She had spent months in preparation for a competition that was held in Calgary on October 23 and she thought her hard work merited being captured in photographs - and I couldn't have agreed more! On the day of the competition her muscles were at their prime (that process is an entirely different discussion, but I will say - MAN, it takes dedication!) and so we wanted to make sure we fit the shoot in between the early judging and the main show that evening.
My client was keen to achieve a few different types of shots: gym shots for her portfolio, shots of her in her competition bikini (for her portfolio and for her), and some classy, form shots. Let me stop here to describe what I mean by 'form', as I am not sure if anyone else uses this as a description! When I say 'form' I envision that we are going to display parts of the body...these aren't boudoir shots, in my opinion, but rather an opportunity to capture images of the person's physique in an artistic way (well, that's the hope!) I have nothing against boudoir (think it's pretty coo actually!) but I think there is a differentiation.
In the gym, I wanted to make sure that any other gym members weren't going to 'appear' in the shots - better for everyone - and so we introduced a flash, which my assistant held, and which was being triggered remotely by a set of Pocket Wizards. This allowed us to capture the client, highlighting her toned muscles and virtually eliminating background distractions.
For her model and form shots I chose a low key approach by using a black seamless paper backdrop and side lighting (side lighting helps accentuate texture by creating shadows). I thought this lighting and black paper would provide a level of sexiness to our shoot and I also thought that her physique would show up really well against the dark background.
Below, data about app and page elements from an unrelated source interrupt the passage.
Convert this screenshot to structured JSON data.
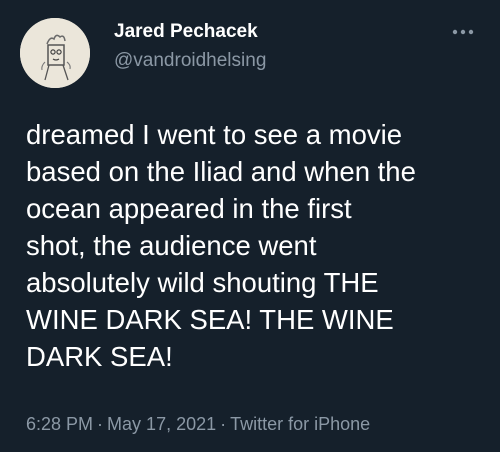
{
  "author": {
    "display_name": "Jared Pechacek",
    "handle": "@vandroidhelsing",
    "avatar_icon": "sketch-avatar-icon"
  },
  "menu": {
    "icon": "more-dots-icon"
  },
  "tweet": {
    "lines": [
      "dreamed I went to see a movie",
      "based on the Iliad and when the",
      "ocean appeared in the first",
      "shot, the audience went",
      "absolutely wild shouting THE",
      "WINE DARK SEA! THE WINE",
      "DARK SEA!"
    ]
  },
  "meta": {
    "time": "6:28 PM",
    "date": "May 17, 2021",
    "source": "Twitter for iPhone",
    "separator": "·"
  },
  "colors": {
    "background": "#15202b",
    "primary_text": "#ffffff",
    "secondary_text": "#8b98a5"
  }
}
The lighting (all set up on camera right) included a strip light (16"x48" soft box that modifies a strobe) set beside the backdrop and pointed toward the subject's back to create side lighting. Another strobe with a larger, rectangular soft box was used at about 45° to the subject (as we moved through the shoot the positions varied and, therefore, so did the lighting angles...we used light angles between 30° and 60° to subject and we also varied the height of the light). Because the subject's hair was very dark I knew that we would want to use a light to help separate her hair from the black backdrop, for this we used a flash which was held above her (above and toward the back of her head so as not to fall on her face at all) by my assistant on the shoot. Lastly, I did use a large soft gold reflector on the opposite side of the subject to help fill light a little...this technique did not work as well as I'd hoped, but it did help. In the future I would use a third strobe on low power to do the fill lighting. The lights were all triggered using a Pocket Wizard on my camera with another on the 580 EXII flash, and the two strobes fired as slaves.
There are many ways to light and I am definitely still on the journey of learning lighting techniques...but if what I tried is of help or interest to you, I'm glad to share! Please have a look at a few more shots, below, from this session.
Life is good!